“Have you read Gaboriau’s works?” I asked. “Does Lecoq come up to your idea of a detective?”… ” It might be made a textbook for detectives to teach them what to avoid” (11-12).
(Watson compliments Holmes)
My companion flushed up with pleasure at my words, and the earnest way in which I uttered them. I had already observed that he was as sensitive to flattery on the score of his art as any girl could be of her beauty. (p 18)
- Holmes was “blushing” at the compliment, meaning that he realized he was being complimented, which is a normal reaction to a compliment like that.
“‘I have no time for trifles”, he (Sherlock) answered brusquely; then with a smile, “Excuse my rudeness. You broke the thread of my thoughts; but perhaps it is as well”. (12)
- p. 6 (CR) “No; he is not a man who is easy to draw out, though he can be communicative enough when fancy seizes him.”
- p. 9 (CR) “I was on the point of asking him what work might be, but something in his manner showed me that the question would be an unwelcome one.”
- p. 10 (CR) “Leaning back in his arm char of an evening, he would close his eyes and scrape carelessly at the fiddle which was thrown across his knee. Sometimes the chords were sonorous and melancholy. Occasionally they were fantastic and cheerful. Clearly they reflected the thoughts that possessed him…”
The two proofs show the negative stereotype about being on the autism spectrum, emotional distance in particular. The first proof is Stamford talking about Holmes and how, essentially, he is a tough nut to crack, unless talking about something that interests him. The second proof is Watson describing an encounter where he was uncomfortable asking any further questions because he knows Holmes would react adversely.
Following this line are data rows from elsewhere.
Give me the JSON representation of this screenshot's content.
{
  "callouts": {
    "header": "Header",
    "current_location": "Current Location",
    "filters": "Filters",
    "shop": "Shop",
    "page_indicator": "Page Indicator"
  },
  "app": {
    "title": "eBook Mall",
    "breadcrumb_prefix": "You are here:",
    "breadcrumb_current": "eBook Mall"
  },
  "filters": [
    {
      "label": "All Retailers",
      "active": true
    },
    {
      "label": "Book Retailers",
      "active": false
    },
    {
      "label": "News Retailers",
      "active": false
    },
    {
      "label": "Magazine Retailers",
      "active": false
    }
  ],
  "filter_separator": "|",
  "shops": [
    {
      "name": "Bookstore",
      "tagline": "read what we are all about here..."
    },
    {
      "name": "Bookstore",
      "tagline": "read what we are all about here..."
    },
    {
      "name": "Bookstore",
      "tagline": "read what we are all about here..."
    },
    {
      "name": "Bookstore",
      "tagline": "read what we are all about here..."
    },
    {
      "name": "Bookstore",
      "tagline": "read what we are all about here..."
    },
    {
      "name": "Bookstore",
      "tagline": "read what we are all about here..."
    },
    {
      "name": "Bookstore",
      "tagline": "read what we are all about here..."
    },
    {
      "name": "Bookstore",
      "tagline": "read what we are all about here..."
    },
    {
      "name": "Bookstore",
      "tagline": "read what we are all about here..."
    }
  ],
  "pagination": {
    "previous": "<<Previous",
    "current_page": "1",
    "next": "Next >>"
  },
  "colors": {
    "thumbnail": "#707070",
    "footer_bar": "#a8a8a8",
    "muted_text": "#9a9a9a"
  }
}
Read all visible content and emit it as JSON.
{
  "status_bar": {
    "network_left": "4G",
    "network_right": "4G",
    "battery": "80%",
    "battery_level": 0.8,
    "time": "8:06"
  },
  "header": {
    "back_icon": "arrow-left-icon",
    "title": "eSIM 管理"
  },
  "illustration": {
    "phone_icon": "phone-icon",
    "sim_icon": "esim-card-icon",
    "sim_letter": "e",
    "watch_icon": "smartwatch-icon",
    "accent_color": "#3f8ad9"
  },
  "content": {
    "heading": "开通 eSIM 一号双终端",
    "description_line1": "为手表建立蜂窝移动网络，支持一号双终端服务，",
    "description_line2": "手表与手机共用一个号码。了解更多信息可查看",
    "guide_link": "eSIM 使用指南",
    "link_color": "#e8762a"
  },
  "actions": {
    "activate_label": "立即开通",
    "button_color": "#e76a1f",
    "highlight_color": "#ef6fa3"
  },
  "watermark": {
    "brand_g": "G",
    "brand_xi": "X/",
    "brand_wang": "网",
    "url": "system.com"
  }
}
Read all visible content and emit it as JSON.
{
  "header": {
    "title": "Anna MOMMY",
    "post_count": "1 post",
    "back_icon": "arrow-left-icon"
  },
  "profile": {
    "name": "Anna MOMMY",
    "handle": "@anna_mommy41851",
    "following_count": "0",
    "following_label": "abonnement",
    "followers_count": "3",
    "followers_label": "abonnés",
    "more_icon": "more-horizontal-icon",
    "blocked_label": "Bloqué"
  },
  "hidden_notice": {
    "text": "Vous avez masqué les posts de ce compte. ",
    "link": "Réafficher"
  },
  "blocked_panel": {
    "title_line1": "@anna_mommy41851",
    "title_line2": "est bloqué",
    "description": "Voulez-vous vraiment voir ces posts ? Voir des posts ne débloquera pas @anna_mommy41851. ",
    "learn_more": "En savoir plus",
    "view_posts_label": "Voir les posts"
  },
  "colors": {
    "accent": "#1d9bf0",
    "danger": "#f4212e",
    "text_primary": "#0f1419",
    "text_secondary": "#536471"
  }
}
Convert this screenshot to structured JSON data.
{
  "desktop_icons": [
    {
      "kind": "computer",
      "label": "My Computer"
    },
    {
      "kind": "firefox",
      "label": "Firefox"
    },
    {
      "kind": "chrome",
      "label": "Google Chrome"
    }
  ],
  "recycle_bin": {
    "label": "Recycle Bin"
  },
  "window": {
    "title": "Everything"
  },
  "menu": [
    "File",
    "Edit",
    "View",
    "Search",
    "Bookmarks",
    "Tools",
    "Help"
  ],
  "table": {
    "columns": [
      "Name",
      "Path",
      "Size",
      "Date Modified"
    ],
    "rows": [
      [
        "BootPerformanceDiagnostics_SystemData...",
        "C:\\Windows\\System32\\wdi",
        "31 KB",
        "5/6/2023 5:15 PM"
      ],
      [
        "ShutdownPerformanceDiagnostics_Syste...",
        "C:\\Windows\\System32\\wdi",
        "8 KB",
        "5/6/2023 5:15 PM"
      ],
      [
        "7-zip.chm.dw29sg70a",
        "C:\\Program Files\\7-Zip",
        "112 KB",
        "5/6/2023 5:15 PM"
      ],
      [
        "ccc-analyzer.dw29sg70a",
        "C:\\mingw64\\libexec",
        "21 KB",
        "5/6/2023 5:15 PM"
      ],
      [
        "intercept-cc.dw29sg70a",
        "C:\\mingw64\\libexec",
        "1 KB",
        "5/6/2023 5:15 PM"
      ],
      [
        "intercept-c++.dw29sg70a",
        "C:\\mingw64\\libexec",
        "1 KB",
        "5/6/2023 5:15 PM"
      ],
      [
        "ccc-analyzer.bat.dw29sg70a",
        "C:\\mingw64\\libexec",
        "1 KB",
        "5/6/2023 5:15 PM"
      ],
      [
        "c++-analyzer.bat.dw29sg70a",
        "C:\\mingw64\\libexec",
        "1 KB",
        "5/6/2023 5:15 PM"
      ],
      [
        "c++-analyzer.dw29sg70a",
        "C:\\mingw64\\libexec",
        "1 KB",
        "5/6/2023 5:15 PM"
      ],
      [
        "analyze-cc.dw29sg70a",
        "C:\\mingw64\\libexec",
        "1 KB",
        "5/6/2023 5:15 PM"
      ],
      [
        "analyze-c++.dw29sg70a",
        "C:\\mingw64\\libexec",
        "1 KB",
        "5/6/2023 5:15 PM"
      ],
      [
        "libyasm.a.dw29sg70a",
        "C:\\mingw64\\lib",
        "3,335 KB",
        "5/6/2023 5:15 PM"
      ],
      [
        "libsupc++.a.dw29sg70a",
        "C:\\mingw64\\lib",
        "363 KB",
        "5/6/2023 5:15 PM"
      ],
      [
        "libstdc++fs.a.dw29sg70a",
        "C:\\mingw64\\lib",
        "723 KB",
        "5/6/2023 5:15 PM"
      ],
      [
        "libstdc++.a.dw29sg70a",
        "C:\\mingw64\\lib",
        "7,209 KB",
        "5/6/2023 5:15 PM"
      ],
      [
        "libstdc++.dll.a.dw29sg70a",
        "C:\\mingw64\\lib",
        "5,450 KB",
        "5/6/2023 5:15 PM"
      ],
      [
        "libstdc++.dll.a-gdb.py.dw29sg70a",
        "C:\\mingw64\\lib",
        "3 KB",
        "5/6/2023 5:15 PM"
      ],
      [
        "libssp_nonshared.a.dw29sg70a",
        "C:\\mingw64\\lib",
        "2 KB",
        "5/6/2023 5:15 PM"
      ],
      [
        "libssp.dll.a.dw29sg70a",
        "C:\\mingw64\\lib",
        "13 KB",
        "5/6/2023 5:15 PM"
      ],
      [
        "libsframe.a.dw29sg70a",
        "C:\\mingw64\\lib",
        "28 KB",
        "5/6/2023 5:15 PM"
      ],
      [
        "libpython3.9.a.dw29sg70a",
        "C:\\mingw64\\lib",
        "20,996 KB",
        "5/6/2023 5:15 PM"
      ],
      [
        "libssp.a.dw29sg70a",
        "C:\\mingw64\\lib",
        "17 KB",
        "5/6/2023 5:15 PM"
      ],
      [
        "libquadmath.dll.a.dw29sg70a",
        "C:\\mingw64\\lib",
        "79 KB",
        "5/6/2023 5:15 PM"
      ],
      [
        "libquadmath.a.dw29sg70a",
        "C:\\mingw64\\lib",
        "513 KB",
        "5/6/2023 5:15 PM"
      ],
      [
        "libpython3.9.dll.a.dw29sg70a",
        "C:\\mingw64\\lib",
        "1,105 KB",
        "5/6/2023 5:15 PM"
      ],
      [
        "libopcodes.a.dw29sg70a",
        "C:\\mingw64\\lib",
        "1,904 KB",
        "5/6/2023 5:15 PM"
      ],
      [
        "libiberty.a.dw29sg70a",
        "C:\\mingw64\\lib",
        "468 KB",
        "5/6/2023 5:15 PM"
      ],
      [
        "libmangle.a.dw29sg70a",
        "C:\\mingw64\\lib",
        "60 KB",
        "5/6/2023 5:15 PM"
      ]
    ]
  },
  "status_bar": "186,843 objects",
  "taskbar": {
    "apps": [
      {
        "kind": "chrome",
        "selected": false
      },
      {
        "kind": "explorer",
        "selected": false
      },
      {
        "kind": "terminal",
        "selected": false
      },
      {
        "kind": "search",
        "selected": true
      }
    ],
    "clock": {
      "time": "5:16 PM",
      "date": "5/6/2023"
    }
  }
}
The complication shows that Holmes expresses himself through music, and in the presence of other people.
Our first textual proof is in the passage where Watson is describing Holmes’ limits, claiming “he appears to know every detail of every horror perpetrated in the century”, and our second textual proof was that he know over a hundred kinds of pipe and ashes by heart. As a bonus, we also found he has a habit of walking around London scoping out different kinds of dirt, which can be related to his crime solving and investigations
Our complication is that Watson claims that Holmes has no knowledge of Literature or Philosophy, but quotes a French Philosopher in chapter 6.
Follow Up Discussion
In our following discussion of the text, we talked about the above issues at length. I introduced two more possible complications that make the easy diagnosis of Holmes as ASD just a little murkier: They are as follows:
- The unreliable narrator. John Watson (especially in the television series Sherlock) displays symptoms of Post-Traumatic Stress Disorder. His own deviation from the neurotypical norm, in other words, cancels out our immediate assumption that he, as narrator, is our NT stand-in.
- Criminality. The Mormons are the real villains of the story (Jefferson Hope is a largely sympathetic criminal). Doyle shows them to be greedy, lustful, murderous, and controlling. Doyle was certainly playing on popular opinion (even in England) particularly after the sinister events of the Mountain Meadows Massacre in 1857. To stretch things a bit, if the Mormon followers are considered “crazy” by mainstream Protestant Christians, then there is a link here between criminality and neurodivergence. Holmes himself (again, especially in the television series) is always on the cusp of criminal activity. In other words, the poorhouse (which gives way to the state mental asylum) is filling up quickly: the poor, the insane, and the criminal are all housed there.
Lastly, one student asked a very good question last night: Are we supposed to be seeing these characters as autistic, or not supposed to be seeing them as autistic? My answer was to suggest that while viewing Sherlock Holmes as an autistic character could be empowering to ASD individuals and community (what a character!) , there is also a peril in seeing autism only as it is depicted in the character of Sherlock Holmes and his many, many imitators. Until next week.